He said consumers are not under any obligation to keep writing checks. "The consumer needs to understand that the more money they give the contractor, the less leverage they have," Yonker said.
In fact, before the job begins, the consumer may want to ask the contractor for a list of suppliers and subcontractors. "Ask to see if they've been paid on time by the general contractor," Yonker said. "Knowledge is power in dealing with the construction world."
No money up front
Peter Lawrence of the state's contract compliance office said that a homeowner shouldn't have to pay any money at all before the job is at least under way.
"Consumers think they have to pay money up front," he said. "But they don't. They just need to shop around and find a contractor who has a credit line with suppliers."
Lawrence advised holding 10 percent of the final payment until after the job is completed, until the contractor presents the homeowner with a "release of lien" statement from suppliers.
This essentially is an assurance by subcontractors and suppliers that they've been paid by the contractor, Lawrence said.
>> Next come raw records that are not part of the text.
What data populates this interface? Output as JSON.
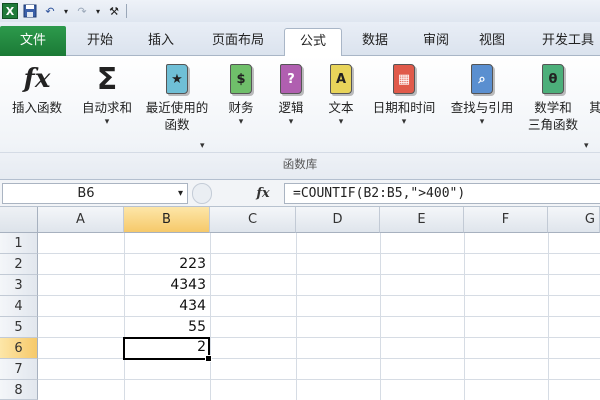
{
  "qat": {
    "excel_icon": "X",
    "undo_glyph": "↶",
    "redo_glyph": "↷",
    "tool_glyph": "⚒"
  },
  "tabs": [
    {
      "label": "文件"
    },
    {
      "label": "开始"
    },
    {
      "label": "插入"
    },
    {
      "label": "页面布局"
    },
    {
      "label": "公式"
    },
    {
      "label": "数据"
    },
    {
      "label": "审阅"
    },
    {
      "label": "视图"
    },
    {
      "label": "开发工具"
    }
  ],
  "ribbon": {
    "insert_function": {
      "icon_text": "fx",
      "label": "插入函数"
    },
    "autosum": {
      "icon_text": "Σ",
      "line1": "自动求和",
      "arrow": "▾"
    },
    "recent": {
      "line1": "最近使用的",
      "line2": "函数",
      "arrow": "▾",
      "icon_text": "★"
    },
    "financial": {
      "line1": "财务",
      "arrow": "▾",
      "icon_text": "$"
    },
    "logical": {
      "line1": "逻辑",
      "arrow": "▾",
      "icon_text": "?"
    },
    "text": {
      "line1": "文本",
      "arrow": "▾",
      "icon_text": "A"
    },
    "datetime": {
      "line1": "日期和时间",
      "arrow": "▾",
      "icon_text": "▦"
    },
    "lookup": {
      "line1": "查找与引用",
      "arrow": "▾",
      "icon_text": "⌕"
    },
    "math": {
      "line1": "数学和",
      "line2": "三角函数",
      "arrow": "▾",
      "icon_text": "θ"
    },
    "more": {
      "line1": "其"
    },
    "group_label": "函数库",
    "colors": {
      "recent": "#6fbfd6",
      "financial": "#6fbf6a",
      "logical": "#b05fb0",
      "text": "#e8d45a",
      "datetime": "#e05a4a",
      "lookup": "#5a8fd0",
      "math": "#4caf7a"
    }
  },
  "formula_bar": {
    "name_box": "B6",
    "dropdown": "▾",
    "fx": "fx",
    "formula": "=COUNTIF(B2:B5,\">400\")"
  },
  "grid": {
    "columns": [
      "A",
      "B",
      "C",
      "D",
      "E",
      "F",
      "G"
    ],
    "rows": [
      "1",
      "2",
      "3",
      "4",
      "5",
      "6",
      "7",
      "8"
    ],
    "selected_column": "B",
    "selected_row": "6",
    "cells": {
      "B2": "223",
      "B3": "4343",
      "B4": "434",
      "B5": "55",
      "B6": "2"
    }
  }
}
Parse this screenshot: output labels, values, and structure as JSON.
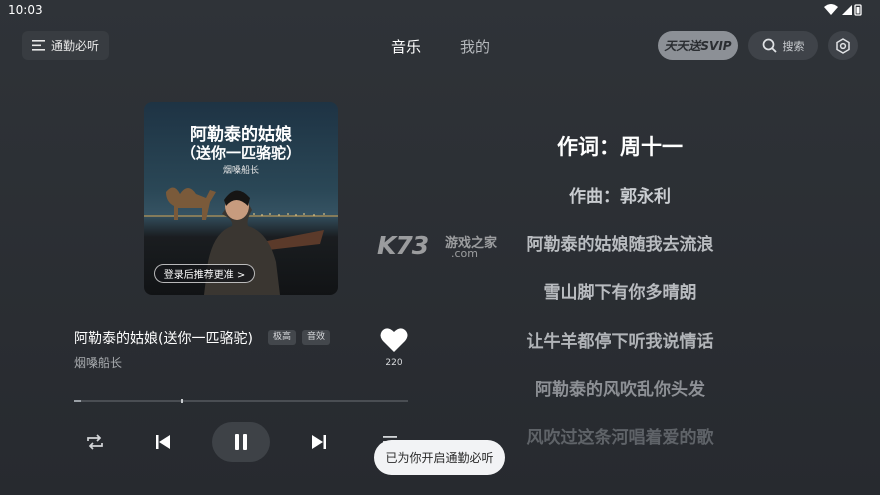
{
  "status_bar": {
    "time": "10:03"
  },
  "header": {
    "commute_label": "通勤必听",
    "tabs": [
      {
        "label": "音乐",
        "active": true
      },
      {
        "label": "我的",
        "active": false
      }
    ],
    "svip_label": "天天送SVIP",
    "search_label": "搜索"
  },
  "cover": {
    "title": "阿勒泰的姑娘",
    "subtitle": "（送你一匹骆驼）",
    "artist": "烟嗓船长",
    "login_prompt": "登录后推荐更准 >"
  },
  "song": {
    "title": "阿勒泰的姑娘(送你一匹骆驼)",
    "badge_quality": "极高",
    "badge_effect": "音效",
    "artist": "烟嗓船长",
    "like_count": "220",
    "progress_fraction": 0.02,
    "buffer_fraction": 0.32
  },
  "lyrics": [
    {
      "text": "作词：周十一",
      "emphasis": "current"
    },
    {
      "text": "作曲：郭永利",
      "emphasis": "near"
    },
    {
      "text": "阿勒泰的姑娘随我去流浪",
      "emphasis": "normal"
    },
    {
      "text": "雪山脚下有你多晴朗",
      "emphasis": "normal"
    },
    {
      "text": "让牛羊都停下听我说情话",
      "emphasis": "normal"
    },
    {
      "text": "阿勒泰的风吹乱你头发",
      "emphasis": "fade"
    },
    {
      "text": "风吹过这条河唱着爱的歌",
      "emphasis": "faint"
    }
  ],
  "watermark": {
    "brand": "K73",
    "name": "游戏之家",
    "domain": ".com"
  },
  "toast": "已为你开启通勤必听",
  "colors": {
    "background": "#2b2e33",
    "accent": "#ffffff",
    "svip": "#8c9096"
  }
}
Otherwise, the homeowner has to pay.
He also suggests that consumers, when considering a big project, ask the contractor to take out a performance bond equal to the amount of the job.
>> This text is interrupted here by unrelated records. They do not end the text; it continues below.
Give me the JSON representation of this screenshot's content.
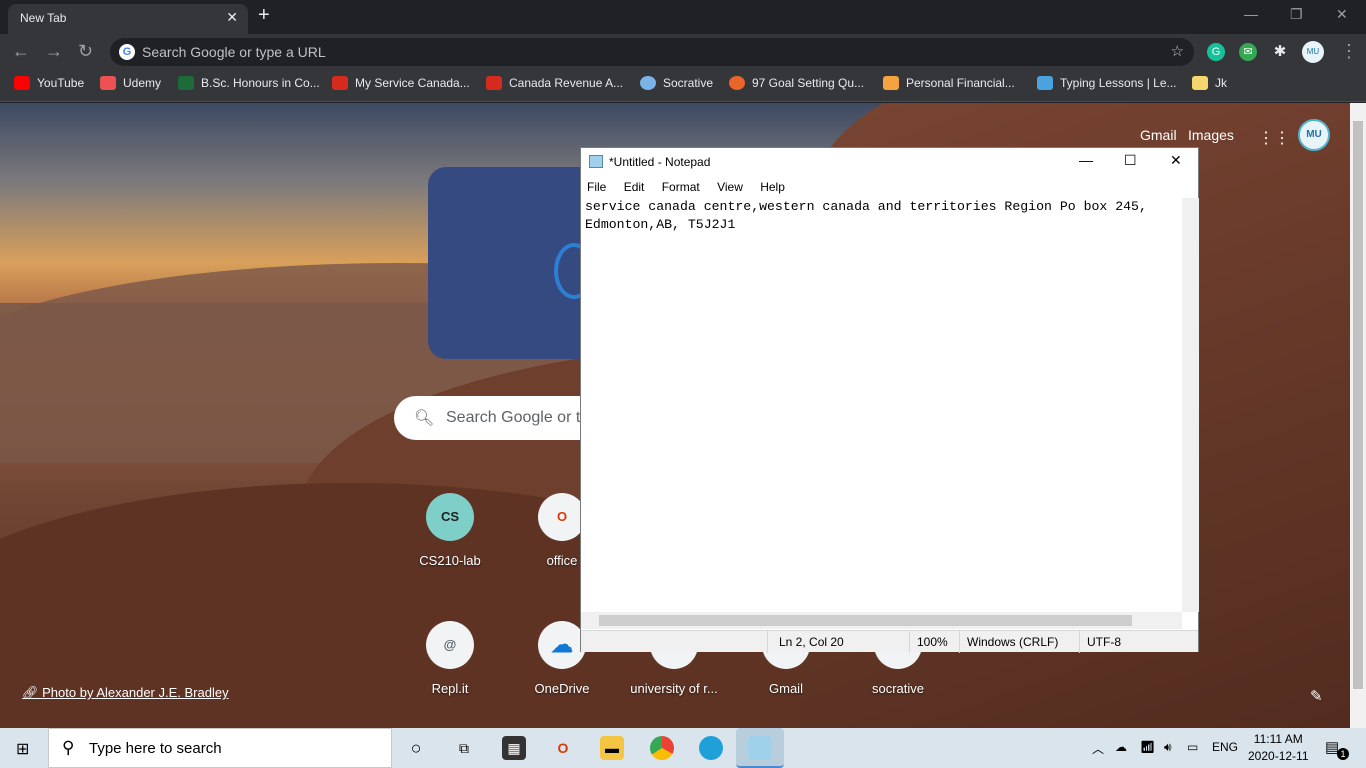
{
  "browser": {
    "tab_title": "New Tab",
    "close_glyph": "✕",
    "new_tab_glyph": "+",
    "omnibox_placeholder": "Search Google or type a URL",
    "extensions": [
      "G",
      "✉",
      "✱",
      "avatar"
    ],
    "bookmarks": [
      {
        "label": "YouTube",
        "icon": "youtube-icon",
        "color": "#ff0000"
      },
      {
        "label": "Udemy",
        "icon": "udemy-icon",
        "color": "#ec5252"
      },
      {
        "label": "B.Sc. Honours in Co...",
        "icon": "university-icon",
        "color": "#1e6b3a"
      },
      {
        "label": "My Service Canada...",
        "icon": "maple-leaf-icon",
        "color": "#d52b1e"
      },
      {
        "label": "Canada Revenue A...",
        "icon": "maple-leaf-icon",
        "color": "#d52b1e"
      },
      {
        "label": "Socrative",
        "icon": "socrative-icon",
        "color": "#7ab4e8"
      },
      {
        "label": "97 Goal Setting Qu...",
        "icon": "goal-icon",
        "color": "#e9652a"
      },
      {
        "label": "Personal Financial...",
        "icon": "finance-icon",
        "color": "#f4a340"
      },
      {
        "label": "Typing Lessons | Le...",
        "icon": "typing-icon",
        "color": "#4aa3df"
      },
      {
        "label": "Jk",
        "icon": "folder-icon",
        "color": "#f5d76e"
      }
    ]
  },
  "newtab": {
    "gmail": "Gmail",
    "images": "Images",
    "avatar_text": "MU",
    "search_placeholder": "Search Google or t",
    "shortcuts": [
      {
        "label": "CS210-lab",
        "icon_text": "CS"
      },
      {
        "label": "office",
        "icon_text": "O"
      },
      {
        "label": "Repl.it",
        "icon_text": "@"
      },
      {
        "label": "OneDrive",
        "icon_text": "☁"
      },
      {
        "label": "university of r...",
        "icon_text": "R"
      },
      {
        "label": "Gmail",
        "icon_text": "M"
      },
      {
        "label": "socrative",
        "icon_text": "S"
      }
    ],
    "photo_credit": "Photo by Alexander J.E. Bradley"
  },
  "notepad": {
    "title": "*Untitled - Notepad",
    "menu": [
      "File",
      "Edit",
      "Format",
      "View",
      "Help"
    ],
    "text": "service canada centre,western canada and territories Region Po box 245,\nEdmonton,AB, T5J2J1",
    "status": {
      "position": "Ln 2, Col 20",
      "zoom": "100%",
      "line_endings": "Windows (CRLF)",
      "encoding": "UTF-8"
    }
  },
  "taskbar": {
    "search_placeholder": "Type here to search",
    "language": "ENG",
    "time": "11:11 AM",
    "date": "2020-12-11",
    "notification_count": "1"
  },
  "colors": {
    "chrome_dark": "#202124",
    "chrome_toolbar": "#35363a",
    "taskbar": "#d9e4ec"
  }
}
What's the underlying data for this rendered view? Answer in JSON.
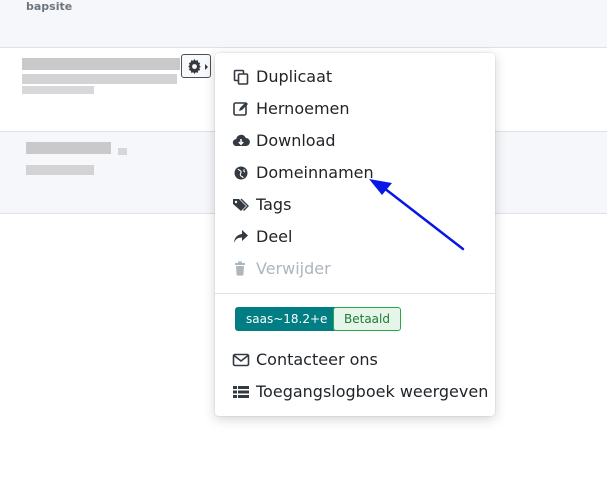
{
  "list": {
    "column_label": "bapsite"
  },
  "menu": {
    "items": [
      {
        "label": "Duplicaat",
        "icon": "duplicate-icon"
      },
      {
        "label": "Hernoemen",
        "icon": "edit-icon"
      },
      {
        "label": "Download",
        "icon": "cloud-download-icon"
      },
      {
        "label": "Domeinnamen",
        "icon": "globe-icon"
      },
      {
        "label": "Tags",
        "icon": "tags-icon"
      },
      {
        "label": "Deel",
        "icon": "share-icon"
      },
      {
        "label": "Verwijder",
        "icon": "trash-icon",
        "disabled": true
      }
    ],
    "badges": {
      "version": "saas~18.2+e",
      "status": "Betaald"
    },
    "footer_items": [
      {
        "label": "Contacteer ons",
        "icon": "envelope-icon"
      },
      {
        "label": "Toegangslogboek weergeven",
        "icon": "list-icon"
      }
    ]
  },
  "colors": {
    "accent": "#017e84",
    "annotation_arrow": "#0a16e8",
    "success": "#28a745"
  }
}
"If they are going to do a $60,000 kitchen remodel, the bond they are required to have is not going to be enough to even cover the costs if the job goes south," he said.
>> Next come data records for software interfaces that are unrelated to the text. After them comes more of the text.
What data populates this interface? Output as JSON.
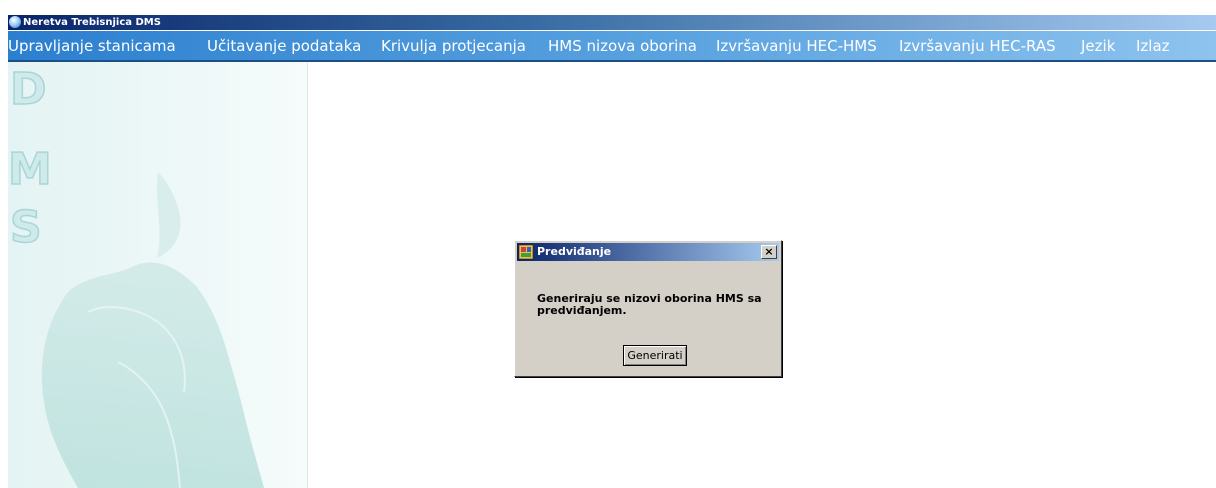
{
  "window": {
    "title": "Neretva Trebisnjica DMS",
    "icon": "app-drop-icon"
  },
  "menubar": {
    "items": [
      "Upravljanje stanicama",
      "Učitavanje podataka",
      "Krivulja protjecanja",
      "HMS nizova oborina",
      "Izvršavanju HEC-HMS",
      "Izvršavanju HEC-RAS",
      "Jezik",
      "Izlaz"
    ]
  },
  "sidebar": {
    "letters": [
      "D",
      "M",
      "S"
    ],
    "image": "map-watermark"
  },
  "dialog": {
    "title": "Predviđanje",
    "close": "×",
    "message": "Generiraju se nizovi oborina HMS sa predviđanjem.",
    "button": "Generirati"
  },
  "colors": {
    "titlebar": "#0a246a",
    "menubar": "#4a98da",
    "dialog_bg": "#d4d0c8",
    "sidebar": "#e8f5f5"
  }
}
|Before you hire a contractor¢ Plan your job from start to finish, and be specific in explaining to the contractor what you want.¢ Be clear about what city or county permits you (and your contractor) may need before the job begins.¢ Get at least three bids for the job. Don't simply choose the cheapest bid.¢ Ask for references. Then call the references. Make sure the job cited by the reference is similar to the work you want done on your home.¢ On large jobs especially, it's wise to ask the contractor for a list of his or her suppliers. Ask the suppliers if they have worked with the contractor and whether they have been paid on time.¢ Check with the state and the local Better Business Bureau to see if the contractor is registered, licensed and bonded. Both agencies will list complaints and/or liens against the contractor or their bond or filings in court.Before the job starts¢ Write up a contract that specifies when the work will be done and a payment schedule. Recommendations on payment schedules differ: Some experts say no payments should be made until the job is completed. Others say that a 10 to 15 percent payment at the beginning of the job is OK. Several recommend paying about a fourth of the total at a time, as work is completed satisfactorily. NO ONE advises paying for the entire job up front.¢ Make sure the agreement specifies clearly when the workers will arrive and leave, exactly how construction debris will be disposed of and how often it will be taken off the property (daily or weekly).During the job¢ Talk with the contractors regularly and go to them directly with questions you may have, or questions about the subcontractors. Don't just sign the contract and go out of town for a month.¢ If it's a large job, where the payments and deadlines are staggered, feel free to ask for receipts or some other documentation to show you were the money is going. When writing checks, some experts say the check should be made out to the contractor and the supplier or subcontractor.When the job is completed¢ Make sure the contractors remove any debris from your house.¢ Go back over the original checklist of what was to done at the beginning of the job and make sure all the work was completed for the agreed upon price.¢ On large jobs especially, hold back 10 percent of the total contract payment until you can get the contractor to provide you with a "release of lien" statement. This identifies all the suppliers on the job, and lists the amount they've been paid and any outstanding payments. At the end of the job, there should be no outstanding payments.--Sources: Better Business Bureau of Oregon and Washington, the Washington state Attorney General's Office and the Washington state Department of Labor and Industry.|